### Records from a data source
#####
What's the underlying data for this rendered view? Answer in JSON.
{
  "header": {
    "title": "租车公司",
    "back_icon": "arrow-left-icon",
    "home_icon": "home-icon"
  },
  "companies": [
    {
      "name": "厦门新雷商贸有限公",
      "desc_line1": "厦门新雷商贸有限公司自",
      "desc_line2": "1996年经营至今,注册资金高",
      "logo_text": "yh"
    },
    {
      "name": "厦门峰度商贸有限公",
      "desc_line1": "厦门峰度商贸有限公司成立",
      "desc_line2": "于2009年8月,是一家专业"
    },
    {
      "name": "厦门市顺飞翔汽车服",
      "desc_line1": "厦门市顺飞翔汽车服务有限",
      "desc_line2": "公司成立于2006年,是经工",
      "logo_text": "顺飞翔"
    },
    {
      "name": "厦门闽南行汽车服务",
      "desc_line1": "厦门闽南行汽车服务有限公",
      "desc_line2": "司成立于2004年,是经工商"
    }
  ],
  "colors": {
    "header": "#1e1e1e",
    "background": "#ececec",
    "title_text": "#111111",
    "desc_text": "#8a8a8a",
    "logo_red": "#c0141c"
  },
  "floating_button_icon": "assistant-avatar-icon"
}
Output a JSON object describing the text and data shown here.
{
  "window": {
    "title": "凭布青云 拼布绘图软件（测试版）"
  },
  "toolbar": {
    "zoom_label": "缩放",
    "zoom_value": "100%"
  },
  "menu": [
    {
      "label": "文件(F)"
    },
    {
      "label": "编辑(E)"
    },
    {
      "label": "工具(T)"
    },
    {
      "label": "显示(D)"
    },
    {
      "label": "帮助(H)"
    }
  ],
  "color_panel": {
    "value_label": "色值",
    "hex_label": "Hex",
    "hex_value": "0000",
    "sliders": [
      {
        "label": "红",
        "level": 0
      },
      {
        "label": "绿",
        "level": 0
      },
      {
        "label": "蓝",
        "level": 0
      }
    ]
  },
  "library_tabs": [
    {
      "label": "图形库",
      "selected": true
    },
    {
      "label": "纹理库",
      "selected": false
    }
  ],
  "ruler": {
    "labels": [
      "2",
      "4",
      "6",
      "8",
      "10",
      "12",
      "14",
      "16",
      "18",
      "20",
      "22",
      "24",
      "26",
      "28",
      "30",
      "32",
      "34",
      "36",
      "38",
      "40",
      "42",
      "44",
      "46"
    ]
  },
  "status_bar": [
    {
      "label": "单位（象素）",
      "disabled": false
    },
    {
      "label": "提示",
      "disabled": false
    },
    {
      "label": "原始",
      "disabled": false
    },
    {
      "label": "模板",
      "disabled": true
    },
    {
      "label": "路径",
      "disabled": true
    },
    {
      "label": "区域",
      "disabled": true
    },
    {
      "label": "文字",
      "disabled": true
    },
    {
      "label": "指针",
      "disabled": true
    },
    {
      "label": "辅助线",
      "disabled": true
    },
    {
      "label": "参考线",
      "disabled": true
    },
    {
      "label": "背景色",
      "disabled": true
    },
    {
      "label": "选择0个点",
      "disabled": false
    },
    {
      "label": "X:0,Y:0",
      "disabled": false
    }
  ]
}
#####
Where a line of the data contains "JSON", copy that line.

What's the underlying data for this rendered view? Answer in JSON.
Output a JSON object describing the text and data shown here.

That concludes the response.